A revelatory new biography of one of the greatest jazz singers of all time.
Today, Billie Holiday is an icon – an artist whose voice has weathered countless shifts in public taste, and whose impact on contemporary music is unquestionable. But when eighteen-year-old Billie Holiday stepped into Columbia studios in November of 1933 to record ‘Riffin’ the Scotch’ and ‘Your Mother’s Son-in-Law’, no one could predict the sensation that was about to emerge; marking the beginning of what is arguably the most remarkable and important career in twentieth-century popular music.
Drawing on revelatory new material, including unpublished memoirs and interviews, Billie Holiday is the first account to consider the singer as an artist, her influences, her uncanny voice and rhythmic genius, a number of her signature songs, and her legacy.
“John Szwed’s swift, conversational and yet detail-rich new biography, Billie Holiday: The Musician and the Myth, communicates its artist-first priorities in the subtitle, and then makes good on them throughout … That’s about as fine a centenary-year gift as anyone had a right to expect.”
“Insightful, investigative… entertaining and illuminating … a wonderfully engaging and revealing look at the great Lady Day.”
“Illuminating account restores to the singer the dignity of a true artist.”
“A musicologist’s appreciation of the jazz singer… a marvel.”
“Szwed’s book offers a fresh attempt to understand and explain the nature and scope of Holiday’s achievement.”
Times Literary Supplement
“As with the best of Holiday’s music, this elegant and perceptive study is restrained, nuanced, and masterfully carried out.”
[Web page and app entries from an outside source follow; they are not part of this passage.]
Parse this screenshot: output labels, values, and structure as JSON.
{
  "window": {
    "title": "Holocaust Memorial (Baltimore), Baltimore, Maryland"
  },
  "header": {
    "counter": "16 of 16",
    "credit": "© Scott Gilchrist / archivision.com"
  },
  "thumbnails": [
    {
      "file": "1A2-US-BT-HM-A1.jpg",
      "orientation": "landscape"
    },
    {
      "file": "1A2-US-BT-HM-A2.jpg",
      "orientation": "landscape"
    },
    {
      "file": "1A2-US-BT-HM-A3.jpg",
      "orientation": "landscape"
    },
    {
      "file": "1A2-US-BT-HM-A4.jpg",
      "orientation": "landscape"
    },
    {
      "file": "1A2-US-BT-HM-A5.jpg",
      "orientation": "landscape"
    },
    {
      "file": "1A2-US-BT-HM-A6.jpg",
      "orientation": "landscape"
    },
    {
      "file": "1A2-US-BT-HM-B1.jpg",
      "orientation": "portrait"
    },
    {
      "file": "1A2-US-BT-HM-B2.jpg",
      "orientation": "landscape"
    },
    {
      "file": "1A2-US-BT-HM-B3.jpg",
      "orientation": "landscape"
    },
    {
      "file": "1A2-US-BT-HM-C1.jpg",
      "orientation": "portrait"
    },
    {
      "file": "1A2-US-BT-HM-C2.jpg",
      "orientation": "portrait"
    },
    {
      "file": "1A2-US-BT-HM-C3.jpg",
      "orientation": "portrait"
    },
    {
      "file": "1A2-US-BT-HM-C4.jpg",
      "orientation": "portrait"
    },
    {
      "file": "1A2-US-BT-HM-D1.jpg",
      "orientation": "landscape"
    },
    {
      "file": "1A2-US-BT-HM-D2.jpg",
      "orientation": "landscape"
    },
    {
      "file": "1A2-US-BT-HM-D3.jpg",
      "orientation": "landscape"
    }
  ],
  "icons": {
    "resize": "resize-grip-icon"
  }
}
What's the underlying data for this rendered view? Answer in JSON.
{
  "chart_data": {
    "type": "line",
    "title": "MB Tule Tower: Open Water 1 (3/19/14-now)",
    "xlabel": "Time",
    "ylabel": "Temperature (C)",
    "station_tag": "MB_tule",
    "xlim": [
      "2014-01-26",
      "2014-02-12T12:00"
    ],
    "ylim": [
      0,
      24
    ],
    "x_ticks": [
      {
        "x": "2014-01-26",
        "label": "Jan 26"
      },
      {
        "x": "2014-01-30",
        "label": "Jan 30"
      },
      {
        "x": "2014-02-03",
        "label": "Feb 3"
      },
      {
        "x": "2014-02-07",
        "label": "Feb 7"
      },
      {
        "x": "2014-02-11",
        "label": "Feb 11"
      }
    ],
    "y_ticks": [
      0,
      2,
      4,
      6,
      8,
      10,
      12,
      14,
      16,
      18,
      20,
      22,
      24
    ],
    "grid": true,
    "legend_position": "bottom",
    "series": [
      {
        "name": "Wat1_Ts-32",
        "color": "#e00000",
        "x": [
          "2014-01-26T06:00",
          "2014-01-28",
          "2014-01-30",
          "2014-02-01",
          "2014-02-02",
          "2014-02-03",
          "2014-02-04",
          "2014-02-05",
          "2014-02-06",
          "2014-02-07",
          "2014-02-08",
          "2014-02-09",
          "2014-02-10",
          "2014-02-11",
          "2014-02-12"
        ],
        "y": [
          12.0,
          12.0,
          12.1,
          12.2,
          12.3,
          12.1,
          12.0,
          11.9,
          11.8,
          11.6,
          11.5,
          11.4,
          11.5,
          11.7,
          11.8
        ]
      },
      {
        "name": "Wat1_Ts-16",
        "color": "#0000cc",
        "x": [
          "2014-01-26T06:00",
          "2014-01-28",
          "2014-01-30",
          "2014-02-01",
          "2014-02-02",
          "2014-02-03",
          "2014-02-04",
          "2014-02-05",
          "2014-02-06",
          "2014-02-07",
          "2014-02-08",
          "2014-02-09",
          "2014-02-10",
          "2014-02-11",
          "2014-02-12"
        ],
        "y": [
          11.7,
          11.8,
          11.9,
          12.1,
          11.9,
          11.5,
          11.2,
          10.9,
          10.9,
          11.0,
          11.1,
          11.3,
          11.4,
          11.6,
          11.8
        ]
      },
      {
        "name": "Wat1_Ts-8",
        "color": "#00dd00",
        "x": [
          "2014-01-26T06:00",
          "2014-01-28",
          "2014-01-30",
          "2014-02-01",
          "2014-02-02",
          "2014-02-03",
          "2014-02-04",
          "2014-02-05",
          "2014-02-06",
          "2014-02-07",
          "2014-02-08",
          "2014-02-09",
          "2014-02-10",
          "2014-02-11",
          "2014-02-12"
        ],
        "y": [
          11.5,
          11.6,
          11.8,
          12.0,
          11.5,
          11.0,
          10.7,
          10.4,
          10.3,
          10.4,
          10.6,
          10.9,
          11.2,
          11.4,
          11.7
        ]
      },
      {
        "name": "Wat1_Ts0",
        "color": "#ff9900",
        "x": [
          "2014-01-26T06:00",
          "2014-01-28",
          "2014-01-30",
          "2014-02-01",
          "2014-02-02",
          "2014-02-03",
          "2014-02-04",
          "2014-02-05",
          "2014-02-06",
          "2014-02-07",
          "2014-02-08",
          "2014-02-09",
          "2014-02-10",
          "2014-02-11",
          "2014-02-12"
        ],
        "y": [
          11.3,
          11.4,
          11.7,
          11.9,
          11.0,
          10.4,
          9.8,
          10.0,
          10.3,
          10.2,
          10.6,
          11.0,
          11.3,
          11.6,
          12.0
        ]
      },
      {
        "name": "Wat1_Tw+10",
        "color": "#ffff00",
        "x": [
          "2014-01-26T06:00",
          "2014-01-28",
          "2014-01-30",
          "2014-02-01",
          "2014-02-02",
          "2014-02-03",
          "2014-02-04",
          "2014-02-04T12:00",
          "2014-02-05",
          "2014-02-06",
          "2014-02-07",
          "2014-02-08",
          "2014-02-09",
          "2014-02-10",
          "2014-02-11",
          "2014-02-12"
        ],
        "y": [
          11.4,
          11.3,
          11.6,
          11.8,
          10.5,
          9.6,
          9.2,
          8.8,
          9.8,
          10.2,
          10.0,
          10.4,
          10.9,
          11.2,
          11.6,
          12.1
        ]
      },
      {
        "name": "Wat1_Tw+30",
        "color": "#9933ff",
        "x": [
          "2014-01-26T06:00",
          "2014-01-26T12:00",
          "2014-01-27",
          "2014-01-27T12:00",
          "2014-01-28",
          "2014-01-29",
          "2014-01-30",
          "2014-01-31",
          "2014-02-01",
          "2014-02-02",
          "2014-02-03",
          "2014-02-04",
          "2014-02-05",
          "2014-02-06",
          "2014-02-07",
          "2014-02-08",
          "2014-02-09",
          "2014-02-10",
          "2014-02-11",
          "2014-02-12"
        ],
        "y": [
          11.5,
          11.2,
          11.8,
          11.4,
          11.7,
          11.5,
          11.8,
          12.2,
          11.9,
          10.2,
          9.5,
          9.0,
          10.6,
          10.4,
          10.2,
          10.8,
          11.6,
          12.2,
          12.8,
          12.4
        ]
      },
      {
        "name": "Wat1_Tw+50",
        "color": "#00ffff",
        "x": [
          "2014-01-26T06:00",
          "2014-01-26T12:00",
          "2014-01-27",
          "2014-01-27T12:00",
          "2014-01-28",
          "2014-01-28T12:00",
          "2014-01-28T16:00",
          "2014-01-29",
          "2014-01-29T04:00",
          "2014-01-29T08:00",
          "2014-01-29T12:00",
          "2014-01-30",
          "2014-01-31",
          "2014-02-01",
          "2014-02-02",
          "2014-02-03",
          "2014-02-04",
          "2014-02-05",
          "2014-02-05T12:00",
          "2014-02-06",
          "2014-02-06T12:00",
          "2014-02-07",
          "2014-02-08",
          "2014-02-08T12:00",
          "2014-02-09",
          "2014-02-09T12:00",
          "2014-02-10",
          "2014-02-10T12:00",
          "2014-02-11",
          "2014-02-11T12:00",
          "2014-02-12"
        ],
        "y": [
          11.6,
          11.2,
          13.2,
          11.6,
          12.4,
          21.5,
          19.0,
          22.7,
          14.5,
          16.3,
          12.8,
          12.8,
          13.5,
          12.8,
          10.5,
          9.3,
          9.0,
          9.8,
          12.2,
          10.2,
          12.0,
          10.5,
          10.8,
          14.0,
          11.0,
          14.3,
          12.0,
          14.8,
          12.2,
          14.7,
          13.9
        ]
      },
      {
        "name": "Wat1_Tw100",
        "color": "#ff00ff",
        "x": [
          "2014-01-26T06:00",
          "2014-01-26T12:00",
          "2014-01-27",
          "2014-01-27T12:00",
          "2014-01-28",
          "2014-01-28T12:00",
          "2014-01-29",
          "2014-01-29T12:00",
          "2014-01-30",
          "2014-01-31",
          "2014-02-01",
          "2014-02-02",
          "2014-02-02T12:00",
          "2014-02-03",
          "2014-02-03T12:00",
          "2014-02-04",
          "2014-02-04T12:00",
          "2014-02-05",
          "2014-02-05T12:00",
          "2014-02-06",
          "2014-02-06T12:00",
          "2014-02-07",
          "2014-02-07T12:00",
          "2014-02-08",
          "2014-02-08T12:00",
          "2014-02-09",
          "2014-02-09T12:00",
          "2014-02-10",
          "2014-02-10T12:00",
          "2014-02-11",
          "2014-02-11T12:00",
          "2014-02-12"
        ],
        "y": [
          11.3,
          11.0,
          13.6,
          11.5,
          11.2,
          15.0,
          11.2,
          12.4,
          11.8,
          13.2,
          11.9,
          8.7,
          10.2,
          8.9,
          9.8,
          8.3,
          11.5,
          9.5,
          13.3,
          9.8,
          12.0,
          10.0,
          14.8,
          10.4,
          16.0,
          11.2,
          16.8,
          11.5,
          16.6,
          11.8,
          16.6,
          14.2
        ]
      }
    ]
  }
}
“This is as good an insight into Lady Day as you are ever going to get … It’s not just highly recommended, it’s essential reading for anyone who ever played a Holiday CD.”
Bebop Spoken Here blog
“John Swezed provides facsinating insight into a body of work that still haunts and beguiles.”
“A beautifully nuanced portrait of one of the greatest musicians of the 20th century – and one whose place in the pantheon of those who used the instrument inside them is assured.”